It's not the first crime this Facebook crime-stopper helped solve, but it's the first missing person case.
"It makes me feel good that I can help close a lot of these cases," said the woman who founded the Fighting Crime Facebook page. Despite the page's success this week in helping to crack one of the county's oldest cold cases, the page's creator has no interest in becoming a public face. She asked that we withhold her name from this story.
This unassuming Nash County wife says she just wants to help.
"It makes me feel good that I can kind of be that liaison between the police and the citizens," she said.
The big clue to the 2004 disappearance of Deborah Deans came from a tip to the woman's now 6-year old Facebook page where she posts pictures of local missing persons, wanted posters and solicits anonymous tips from the public. She's had success in cracking cases. But Deans' disappearance had stumped investigators for 15 years.
"(The tip came in) an email, she said. "And it was pretty detailed information," she said, unwilling to share exactly what the email said. "I can't say what it actually said. But it was pretty in-depth."

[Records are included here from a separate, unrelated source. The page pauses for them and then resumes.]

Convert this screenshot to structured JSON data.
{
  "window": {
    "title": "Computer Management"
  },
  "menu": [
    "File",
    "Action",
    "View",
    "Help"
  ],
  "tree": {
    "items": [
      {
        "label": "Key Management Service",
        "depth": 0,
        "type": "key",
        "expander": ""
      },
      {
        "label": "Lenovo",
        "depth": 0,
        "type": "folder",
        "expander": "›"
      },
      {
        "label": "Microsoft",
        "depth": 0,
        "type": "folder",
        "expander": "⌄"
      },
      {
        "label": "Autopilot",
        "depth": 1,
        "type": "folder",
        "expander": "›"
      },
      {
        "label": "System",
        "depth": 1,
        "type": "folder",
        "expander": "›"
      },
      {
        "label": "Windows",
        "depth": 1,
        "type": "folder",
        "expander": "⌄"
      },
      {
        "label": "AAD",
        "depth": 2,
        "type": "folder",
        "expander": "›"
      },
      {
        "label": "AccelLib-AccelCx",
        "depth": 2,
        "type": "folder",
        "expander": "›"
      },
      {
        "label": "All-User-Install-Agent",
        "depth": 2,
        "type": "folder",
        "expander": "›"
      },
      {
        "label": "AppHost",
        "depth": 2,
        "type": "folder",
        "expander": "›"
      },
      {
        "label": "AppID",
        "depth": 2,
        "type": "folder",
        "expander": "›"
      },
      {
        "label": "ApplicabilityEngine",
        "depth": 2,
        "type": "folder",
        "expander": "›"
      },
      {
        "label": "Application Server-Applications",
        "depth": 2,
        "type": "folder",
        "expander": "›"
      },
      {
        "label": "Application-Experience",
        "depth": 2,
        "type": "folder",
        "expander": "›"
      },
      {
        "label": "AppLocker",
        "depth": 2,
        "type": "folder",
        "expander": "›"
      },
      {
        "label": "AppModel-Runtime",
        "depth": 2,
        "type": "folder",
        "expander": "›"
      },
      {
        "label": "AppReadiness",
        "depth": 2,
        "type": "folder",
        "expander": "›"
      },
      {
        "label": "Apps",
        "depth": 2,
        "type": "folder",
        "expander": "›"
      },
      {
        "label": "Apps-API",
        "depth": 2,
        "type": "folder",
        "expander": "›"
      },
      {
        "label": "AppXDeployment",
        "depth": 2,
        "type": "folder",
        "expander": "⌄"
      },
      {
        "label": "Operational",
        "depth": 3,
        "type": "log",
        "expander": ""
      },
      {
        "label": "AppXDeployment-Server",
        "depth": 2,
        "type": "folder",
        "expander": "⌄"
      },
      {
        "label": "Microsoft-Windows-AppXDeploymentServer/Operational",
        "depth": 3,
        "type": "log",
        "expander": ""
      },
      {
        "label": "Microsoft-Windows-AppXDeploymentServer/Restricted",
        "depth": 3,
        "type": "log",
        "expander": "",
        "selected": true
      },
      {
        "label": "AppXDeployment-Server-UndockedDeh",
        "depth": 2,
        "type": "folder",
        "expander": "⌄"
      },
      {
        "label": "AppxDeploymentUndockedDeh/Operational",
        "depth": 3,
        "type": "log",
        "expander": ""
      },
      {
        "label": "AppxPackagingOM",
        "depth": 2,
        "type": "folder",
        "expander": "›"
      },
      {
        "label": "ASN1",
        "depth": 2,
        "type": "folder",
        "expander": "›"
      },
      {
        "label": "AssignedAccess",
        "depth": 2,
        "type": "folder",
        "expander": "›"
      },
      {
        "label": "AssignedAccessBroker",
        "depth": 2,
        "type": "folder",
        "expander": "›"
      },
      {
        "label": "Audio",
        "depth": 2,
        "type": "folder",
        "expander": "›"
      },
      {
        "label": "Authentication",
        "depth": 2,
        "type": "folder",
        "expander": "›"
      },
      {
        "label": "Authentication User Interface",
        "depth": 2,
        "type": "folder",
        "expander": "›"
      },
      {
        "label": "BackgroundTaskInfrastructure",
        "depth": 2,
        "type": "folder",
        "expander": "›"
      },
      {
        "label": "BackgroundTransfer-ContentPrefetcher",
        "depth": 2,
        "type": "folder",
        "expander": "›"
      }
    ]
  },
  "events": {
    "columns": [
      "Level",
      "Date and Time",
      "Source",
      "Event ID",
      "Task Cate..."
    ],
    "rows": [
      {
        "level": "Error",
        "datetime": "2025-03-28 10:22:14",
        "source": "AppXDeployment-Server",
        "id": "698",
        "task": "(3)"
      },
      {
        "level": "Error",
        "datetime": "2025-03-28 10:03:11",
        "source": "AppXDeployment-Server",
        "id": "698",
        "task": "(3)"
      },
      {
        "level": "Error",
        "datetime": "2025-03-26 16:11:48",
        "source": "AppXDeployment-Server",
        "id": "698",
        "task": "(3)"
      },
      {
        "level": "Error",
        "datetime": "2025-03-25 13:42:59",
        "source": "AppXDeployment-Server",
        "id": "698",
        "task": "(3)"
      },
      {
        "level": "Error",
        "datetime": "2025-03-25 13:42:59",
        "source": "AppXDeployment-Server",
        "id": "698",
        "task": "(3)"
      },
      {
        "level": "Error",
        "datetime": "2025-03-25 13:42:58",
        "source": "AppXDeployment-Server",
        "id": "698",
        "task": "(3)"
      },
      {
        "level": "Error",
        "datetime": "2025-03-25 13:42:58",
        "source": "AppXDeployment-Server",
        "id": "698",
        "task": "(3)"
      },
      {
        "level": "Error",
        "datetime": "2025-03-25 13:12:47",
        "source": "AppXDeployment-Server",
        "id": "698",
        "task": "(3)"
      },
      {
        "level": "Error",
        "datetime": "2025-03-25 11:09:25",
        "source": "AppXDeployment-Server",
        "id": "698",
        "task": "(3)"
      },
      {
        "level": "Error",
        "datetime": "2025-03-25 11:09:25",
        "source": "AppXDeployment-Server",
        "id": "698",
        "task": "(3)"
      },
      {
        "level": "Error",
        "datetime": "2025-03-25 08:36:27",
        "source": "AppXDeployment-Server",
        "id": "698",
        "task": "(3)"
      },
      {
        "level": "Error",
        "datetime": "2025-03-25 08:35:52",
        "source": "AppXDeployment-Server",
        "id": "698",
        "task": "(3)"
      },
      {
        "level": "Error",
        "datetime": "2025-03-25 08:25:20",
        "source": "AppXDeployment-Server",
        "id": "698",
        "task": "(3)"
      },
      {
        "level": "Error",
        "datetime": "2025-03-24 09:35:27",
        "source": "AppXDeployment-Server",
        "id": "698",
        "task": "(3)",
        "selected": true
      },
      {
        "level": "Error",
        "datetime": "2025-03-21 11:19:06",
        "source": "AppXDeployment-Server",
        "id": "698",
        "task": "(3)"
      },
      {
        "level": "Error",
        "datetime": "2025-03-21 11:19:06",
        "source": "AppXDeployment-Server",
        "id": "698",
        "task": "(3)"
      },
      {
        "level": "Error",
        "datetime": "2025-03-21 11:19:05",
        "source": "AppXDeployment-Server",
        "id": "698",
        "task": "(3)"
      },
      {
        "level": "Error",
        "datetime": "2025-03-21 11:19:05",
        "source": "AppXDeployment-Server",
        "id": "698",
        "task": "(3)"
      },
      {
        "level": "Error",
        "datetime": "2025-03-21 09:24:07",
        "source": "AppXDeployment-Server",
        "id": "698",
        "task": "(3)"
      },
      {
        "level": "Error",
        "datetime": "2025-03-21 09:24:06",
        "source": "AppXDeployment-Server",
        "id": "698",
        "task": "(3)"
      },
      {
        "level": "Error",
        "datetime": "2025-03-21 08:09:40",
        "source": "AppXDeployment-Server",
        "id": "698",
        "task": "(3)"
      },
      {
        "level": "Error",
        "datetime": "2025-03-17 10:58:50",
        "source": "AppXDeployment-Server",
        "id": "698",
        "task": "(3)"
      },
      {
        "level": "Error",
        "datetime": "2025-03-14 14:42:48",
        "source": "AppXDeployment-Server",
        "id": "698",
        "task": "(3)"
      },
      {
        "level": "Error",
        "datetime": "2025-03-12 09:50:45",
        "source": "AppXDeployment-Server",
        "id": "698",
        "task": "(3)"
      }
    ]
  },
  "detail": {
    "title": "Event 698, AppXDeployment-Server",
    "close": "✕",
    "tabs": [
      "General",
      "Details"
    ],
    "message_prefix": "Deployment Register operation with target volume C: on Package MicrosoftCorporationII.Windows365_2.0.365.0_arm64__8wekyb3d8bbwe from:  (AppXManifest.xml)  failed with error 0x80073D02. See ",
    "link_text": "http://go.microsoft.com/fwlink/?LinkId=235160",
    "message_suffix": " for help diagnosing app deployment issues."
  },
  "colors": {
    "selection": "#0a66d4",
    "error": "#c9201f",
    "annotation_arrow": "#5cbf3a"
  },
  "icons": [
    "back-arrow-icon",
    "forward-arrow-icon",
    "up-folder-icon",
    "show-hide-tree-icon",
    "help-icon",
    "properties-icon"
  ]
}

After passing the information along to Nash County investigators, the tip led them right to the suspected remains of Deborah Deans, the 29-year old mother of four; she was found buried in a shallow grave behind a home on Wiley Road in Spring Hope.
The information also led to Hancock's arrest. The 49-year-old was arraigned Friday morning for first-degree murder at the Nash County Courthouse.
Deans and Hancock were sisters-in-law for a time and briefly lived together in that home on Wiley Road.
"We do not solve these cold cases without the solicitation of the public," said Nash Sheriff Keith Stone, Thursday, who called out the Fighting Crime Facebook page by name - grateful for the public's help. "And that's the reason I want to urge people, if you see something or know something, put it out there. Let us know through any of the news outlets and we'll work these cases," Stone said.
The page's creator says she does see herself as an extension of law enforcement or citizen detective. "I feel like I'm doing my civic duty," she said. "Just happy that the family gets closure. But I was also sad that it's now gonna open up wounds that they probably didn't want open."
We asked her why she thinks the tipster came forward after all these years. She could only guess that perhaps whoever had the key clues was simply ready to get it off their chest.